Diabetes: Gum Mouth And Teeth Problems To Watch
Did you know that having diabetes increases your risk of gum, mouth and teeth problems? Gum disease, the most common oral health problem associated with diabetes, can also make it harder to control your blood sugar levels. If you have diabetes, here are some important tips to keep your teeth and gums in tip top shape.
Gum disease, also known as periodontal disease, is the most common gum, mouth and teeth problem faced by diabetics. If left untreated it can lead to tooth loss, and the resulting inflammation can also make it harder to manage your blood sugar levels.
Diabetes increases your risk of gum disease in two different ways.
- When blood sugar levels are not well controlled, this also increases sugar levels in the fluids in your mouth, which feeds bacteria associated with gum disease.

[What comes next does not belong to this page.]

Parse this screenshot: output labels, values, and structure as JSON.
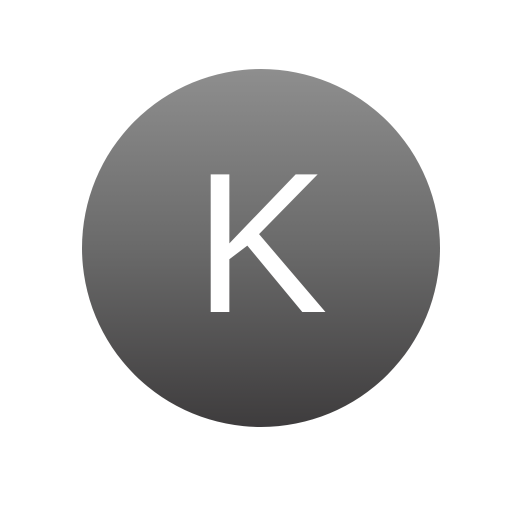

- Diabetes can cause thickening of blood vessels that carry essential nutrients including oxygen and remove waste products from parts of your body. When the blood vessels of your gums, mouth and teeth are affected in this way, it increases your risk of gum disease by weakening the immune system in your mouth and increasing the risk of infection in your gums.
Warning signs of gum disease

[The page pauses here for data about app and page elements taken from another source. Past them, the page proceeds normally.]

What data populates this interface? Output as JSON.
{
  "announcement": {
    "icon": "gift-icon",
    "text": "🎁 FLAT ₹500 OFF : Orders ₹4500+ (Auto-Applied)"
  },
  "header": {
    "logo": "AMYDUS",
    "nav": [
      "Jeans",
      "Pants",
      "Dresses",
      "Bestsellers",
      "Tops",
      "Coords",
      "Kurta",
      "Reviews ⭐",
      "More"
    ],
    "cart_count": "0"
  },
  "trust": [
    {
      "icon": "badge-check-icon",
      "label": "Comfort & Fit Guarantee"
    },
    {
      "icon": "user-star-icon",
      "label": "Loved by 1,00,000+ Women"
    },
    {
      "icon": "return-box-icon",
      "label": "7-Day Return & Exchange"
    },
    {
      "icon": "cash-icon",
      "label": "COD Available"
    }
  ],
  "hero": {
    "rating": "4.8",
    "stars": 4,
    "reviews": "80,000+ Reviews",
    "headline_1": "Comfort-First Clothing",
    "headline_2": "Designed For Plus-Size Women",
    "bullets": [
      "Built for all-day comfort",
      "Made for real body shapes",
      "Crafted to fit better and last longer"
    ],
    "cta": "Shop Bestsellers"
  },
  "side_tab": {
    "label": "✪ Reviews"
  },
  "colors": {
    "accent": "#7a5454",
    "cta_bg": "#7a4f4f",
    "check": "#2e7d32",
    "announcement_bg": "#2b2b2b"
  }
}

If you notice any of the following symptoms it’s important that you follow up with a visit to a good dentist who understands how diabetes can affect your gum health. Don’t ignore these symptoms of gum disease:
- Bleeding gums when brushing or flossing. This is called gingivitis and is the first stage of gum disease.
- Receding gums.
- Bad breath.
- Gums that are sore, tender or swollen.
- Your teeth feel loose, or the way they fit together when you bite has changed.
- Your dentures, partial dentures or bridges have changed the way they feel or fit.
How to prevent gum, mouth and teeth problems if you have diabetes
Don’t ignore the symptoms of gum disease. With a bit of help from your dentist you can successfully treat and prevent gum or periodontal disease.
- See your dentist twice a year to remove plaque and tartar. Tartar is plaque that has hardened and cannot be brushed off with a toothbrush. It needs dental treatment to be removed.
- Brush your teeth twice daily.
- Floss regularly.
- Control your blood sugar levels with a healthy diet and medication if needed – speak to your doctor about how to do this. If you’re struggling with controlling your blood sugar levels with your diet, ask for a referral to a dietician or nutritionist.
Dental treatments for diabetics
Don’t forget to tell your dentist if you have been diagnosed with diabetes. They can put an action plan in place to help you avoid or deal with any gum, mouth or teeth problems linked to your diabetes.